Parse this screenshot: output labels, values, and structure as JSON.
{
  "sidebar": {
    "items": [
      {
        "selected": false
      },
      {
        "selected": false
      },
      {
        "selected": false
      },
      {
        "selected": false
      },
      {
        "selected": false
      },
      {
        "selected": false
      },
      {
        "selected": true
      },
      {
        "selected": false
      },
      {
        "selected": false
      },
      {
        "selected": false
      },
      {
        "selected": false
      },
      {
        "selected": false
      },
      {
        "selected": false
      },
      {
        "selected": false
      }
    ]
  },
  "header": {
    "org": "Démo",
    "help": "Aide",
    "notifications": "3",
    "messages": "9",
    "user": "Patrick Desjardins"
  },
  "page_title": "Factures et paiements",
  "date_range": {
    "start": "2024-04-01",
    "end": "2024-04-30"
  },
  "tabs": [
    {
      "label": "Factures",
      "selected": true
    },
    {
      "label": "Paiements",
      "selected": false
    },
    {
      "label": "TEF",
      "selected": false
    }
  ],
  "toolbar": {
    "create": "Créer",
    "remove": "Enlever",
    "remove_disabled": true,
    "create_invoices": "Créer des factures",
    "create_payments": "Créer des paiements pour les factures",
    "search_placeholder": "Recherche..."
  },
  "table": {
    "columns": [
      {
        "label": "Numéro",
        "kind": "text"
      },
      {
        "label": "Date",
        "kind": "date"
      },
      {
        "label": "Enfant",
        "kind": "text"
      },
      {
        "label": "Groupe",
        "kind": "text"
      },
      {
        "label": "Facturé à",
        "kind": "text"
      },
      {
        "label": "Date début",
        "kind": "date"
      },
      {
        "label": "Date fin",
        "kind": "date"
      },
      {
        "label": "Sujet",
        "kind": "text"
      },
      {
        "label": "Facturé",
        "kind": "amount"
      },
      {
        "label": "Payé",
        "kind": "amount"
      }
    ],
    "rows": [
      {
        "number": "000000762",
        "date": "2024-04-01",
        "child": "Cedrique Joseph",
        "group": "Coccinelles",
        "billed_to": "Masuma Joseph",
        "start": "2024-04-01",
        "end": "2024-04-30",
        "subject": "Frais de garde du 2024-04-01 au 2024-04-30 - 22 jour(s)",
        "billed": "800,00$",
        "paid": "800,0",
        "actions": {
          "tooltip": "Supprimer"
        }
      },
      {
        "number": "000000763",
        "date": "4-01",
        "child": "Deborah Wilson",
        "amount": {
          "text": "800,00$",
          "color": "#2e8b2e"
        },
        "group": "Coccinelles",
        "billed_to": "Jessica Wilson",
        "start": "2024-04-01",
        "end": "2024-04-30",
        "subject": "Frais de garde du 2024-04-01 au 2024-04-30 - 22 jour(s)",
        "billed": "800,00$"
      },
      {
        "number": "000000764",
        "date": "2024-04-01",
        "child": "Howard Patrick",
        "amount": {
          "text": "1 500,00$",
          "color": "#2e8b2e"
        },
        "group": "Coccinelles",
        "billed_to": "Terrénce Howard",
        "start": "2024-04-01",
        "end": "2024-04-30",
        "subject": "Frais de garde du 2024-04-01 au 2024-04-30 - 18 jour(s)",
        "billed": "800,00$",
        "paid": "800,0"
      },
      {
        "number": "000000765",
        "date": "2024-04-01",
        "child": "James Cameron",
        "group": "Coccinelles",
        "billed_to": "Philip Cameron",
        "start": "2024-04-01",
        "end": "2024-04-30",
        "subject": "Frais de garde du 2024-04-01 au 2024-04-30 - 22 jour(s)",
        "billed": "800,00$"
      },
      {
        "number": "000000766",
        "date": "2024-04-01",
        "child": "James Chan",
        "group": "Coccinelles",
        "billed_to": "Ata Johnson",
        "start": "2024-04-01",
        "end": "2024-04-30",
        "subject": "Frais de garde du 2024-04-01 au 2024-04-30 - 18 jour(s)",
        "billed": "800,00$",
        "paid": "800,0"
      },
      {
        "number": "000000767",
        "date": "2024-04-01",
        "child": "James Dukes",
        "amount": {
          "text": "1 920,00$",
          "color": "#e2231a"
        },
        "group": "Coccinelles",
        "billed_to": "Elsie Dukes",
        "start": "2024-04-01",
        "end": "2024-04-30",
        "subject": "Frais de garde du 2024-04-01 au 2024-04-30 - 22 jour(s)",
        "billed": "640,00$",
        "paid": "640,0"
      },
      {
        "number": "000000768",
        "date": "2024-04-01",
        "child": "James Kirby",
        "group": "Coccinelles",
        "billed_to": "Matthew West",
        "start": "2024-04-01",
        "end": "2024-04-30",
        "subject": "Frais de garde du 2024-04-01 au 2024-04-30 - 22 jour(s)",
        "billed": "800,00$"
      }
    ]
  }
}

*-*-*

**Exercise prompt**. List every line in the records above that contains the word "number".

**Output below**.
        "number": "000000762",
        "number": "000000763",
        "number": "000000764",
        "number": "000000765",
        "number": "000000766",
        "number": "000000767",
        "number": "000000768",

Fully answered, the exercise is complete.